instrument approach procedures associated with
private navigation aids (see paragraph 5-4-8).
Owners of navigation aids that are not for public use
may elect to turn off the signal for whatever reason
they may have; for example, maintenance, energy
conservation, etc. Air traffic controllers are not
required to question pilots to determine if they have
permission to land at a private airfield or to use

procedures based on privately owned navigation aids,

and they may not know the status of the navigation

aid. Controllers presume a pilot has obtained

approval from the owner and the FAA for use of

special instrument approach procedures and is aware

of any details of the procedure if an IFR flight plan

was filed to that airport.

g. Pilots should not rely on radar to identify a fix
unless the fix is indicated as "RADAR" on the IAP.
Pilots may request radar identification of an OM, but
the controller may not be able to provide the service
due either to workload or not having the fix on the
video map.
h. If a missed approach is required, advise ATC
and include the reason (unless initiated by ATC).
Comply with the missed approach instructions for the
instrument approach procedure being executed,
unless otherwise directed by ATC.
AIM, Paragraph 5-4-21 , Missed Approach
AIM, Paragraph 5-5-5 , Missed Approach,

5-4-8. Special Instrument Approach

Instrument Approach Procedure (IAP) charts reflect
the criteria associated with the U.S. Standard for
Terminal Instrument [Approach] Procedures
(TERPs), which prescribes standardized methods for
use in developing IAPs. Standard IAPs are published
in the Federal Register (FR) in accordance with
Title 14 of the Code of Federal Regulations, Part 97,
and are available for use by appropriately qualified

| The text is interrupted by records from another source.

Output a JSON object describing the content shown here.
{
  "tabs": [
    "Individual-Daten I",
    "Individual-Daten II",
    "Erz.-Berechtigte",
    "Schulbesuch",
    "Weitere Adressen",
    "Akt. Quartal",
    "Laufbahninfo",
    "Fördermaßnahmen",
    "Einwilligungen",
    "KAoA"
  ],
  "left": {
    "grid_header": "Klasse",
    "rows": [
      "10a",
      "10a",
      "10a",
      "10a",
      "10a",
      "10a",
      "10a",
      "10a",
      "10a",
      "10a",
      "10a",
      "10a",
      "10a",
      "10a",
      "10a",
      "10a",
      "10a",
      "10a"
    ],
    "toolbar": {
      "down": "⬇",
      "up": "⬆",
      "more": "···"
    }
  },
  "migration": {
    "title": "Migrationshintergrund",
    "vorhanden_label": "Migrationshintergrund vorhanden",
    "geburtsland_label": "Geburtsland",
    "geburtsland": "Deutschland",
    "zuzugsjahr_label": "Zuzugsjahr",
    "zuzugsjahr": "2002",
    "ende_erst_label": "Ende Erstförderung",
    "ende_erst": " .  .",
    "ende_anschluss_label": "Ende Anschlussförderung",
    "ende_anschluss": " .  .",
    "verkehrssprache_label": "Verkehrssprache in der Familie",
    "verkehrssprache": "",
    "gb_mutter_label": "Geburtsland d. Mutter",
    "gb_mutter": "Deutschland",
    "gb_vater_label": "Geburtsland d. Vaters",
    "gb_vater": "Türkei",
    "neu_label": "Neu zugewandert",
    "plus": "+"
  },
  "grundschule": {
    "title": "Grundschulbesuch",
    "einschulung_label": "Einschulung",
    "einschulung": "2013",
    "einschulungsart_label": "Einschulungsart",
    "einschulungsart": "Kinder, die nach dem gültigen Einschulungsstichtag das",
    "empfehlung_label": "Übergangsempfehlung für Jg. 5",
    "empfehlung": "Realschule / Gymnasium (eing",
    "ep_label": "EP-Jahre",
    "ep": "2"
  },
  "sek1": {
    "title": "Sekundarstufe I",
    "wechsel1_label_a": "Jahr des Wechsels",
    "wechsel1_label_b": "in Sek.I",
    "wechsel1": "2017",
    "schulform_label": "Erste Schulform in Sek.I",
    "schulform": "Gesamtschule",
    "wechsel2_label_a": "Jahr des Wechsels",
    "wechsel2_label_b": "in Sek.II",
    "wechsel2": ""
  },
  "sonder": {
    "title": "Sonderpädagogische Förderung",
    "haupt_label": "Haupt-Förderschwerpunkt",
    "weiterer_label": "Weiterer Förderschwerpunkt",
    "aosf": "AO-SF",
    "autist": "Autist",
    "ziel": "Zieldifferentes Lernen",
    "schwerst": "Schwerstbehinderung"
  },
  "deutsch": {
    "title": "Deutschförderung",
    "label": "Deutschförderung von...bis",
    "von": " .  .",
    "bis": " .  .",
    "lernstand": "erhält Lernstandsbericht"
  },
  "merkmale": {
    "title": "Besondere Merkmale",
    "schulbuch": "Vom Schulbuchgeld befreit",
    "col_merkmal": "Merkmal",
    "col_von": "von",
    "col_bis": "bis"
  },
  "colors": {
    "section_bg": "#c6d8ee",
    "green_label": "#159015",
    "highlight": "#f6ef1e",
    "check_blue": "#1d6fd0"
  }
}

Arrival Procedures 5-4-27

Page 363 of the Aeronautical Information Manual (AIM.pdf)
AIM: Official Guide to Basic Flight Information and ATC Procedures

Index   362 -- Page 363 -- 364